··· Input for this task ···

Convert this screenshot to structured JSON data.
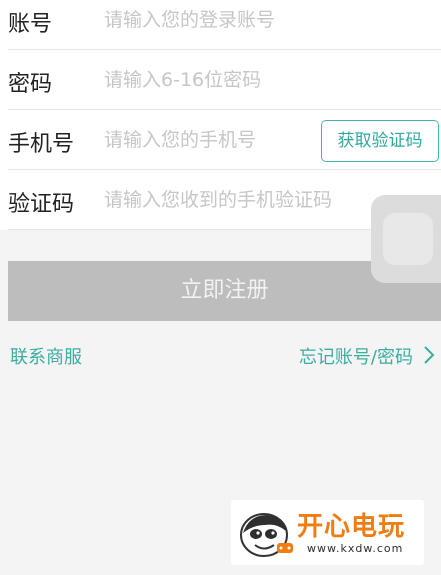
{
  "form": {
    "account": {
      "label": "账号",
      "placeholder": "请输入您的登录账号",
      "value": ""
    },
    "password": {
      "label": "密码",
      "placeholder": "请输入6-16位密码",
      "value": ""
    },
    "phone": {
      "label": "手机号",
      "placeholder": "请输入您的手机号",
      "value": "",
      "get_code_label": "获取验证码"
    },
    "code": {
      "label": "验证码",
      "placeholder": "请输入您收到的手机验证码",
      "value": ""
    }
  },
  "actions": {
    "submit_label": "立即注册",
    "contact_label": "联系商服",
    "forgot_label": "忘记账号/密码",
    "forgot_icon": "chevron-right-icon"
  },
  "floating_button": {
    "icon": "assistive-touch-icon"
  },
  "watermark": {
    "title": "开心电玩",
    "url": "www.kxdw.com",
    "icon": "mascot-logo-icon"
  },
  "colors": {
    "accent": "#3aaea1",
    "submit_bg": "#bdbdbd",
    "page_bg": "#f4f4f4",
    "watermark_title": "#f07d12"
  }
}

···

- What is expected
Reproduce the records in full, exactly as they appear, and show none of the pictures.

- Answer to the problem
Convert this screenshot to structured JSON data.
{
  "form": {
    "account": {
      "label": "账号",
      "placeholder": "请输入您的登录账号",
      "value": ""
    },
    "password": {
      "label": "密码",
      "placeholder": "请输入6-16位密码",
      "value": ""
    },
    "phone": {
      "label": "手机号",
      "placeholder": "请输入您的手机号",
      "value": "",
      "get_code_label": "获取验证码"
    },
    "code": {
      "label": "验证码",
      "placeholder": "请输入您收到的手机验证码",
      "value": ""
    }
  },
  "actions": {
    "submit_label": "立即注册",
    "contact_label": "联系商服",
    "forgot_label": "忘记账号/密码",
    "forgot_icon": "chevron-right-icon"
  },
  "floating_button": {
    "icon": "assistive-touch-icon"
  },
  "watermark": {
    "title": "开心电玩",
    "url": "www.kxdw.com",
    "icon": "mascot-logo-icon"
  },
  "colors": {
    "accent": "#3aaea1",
    "submit_bg": "#bdbdbd",
    "page_bg": "#f4f4f4",
    "watermark_title": "#f07d12"
  }
}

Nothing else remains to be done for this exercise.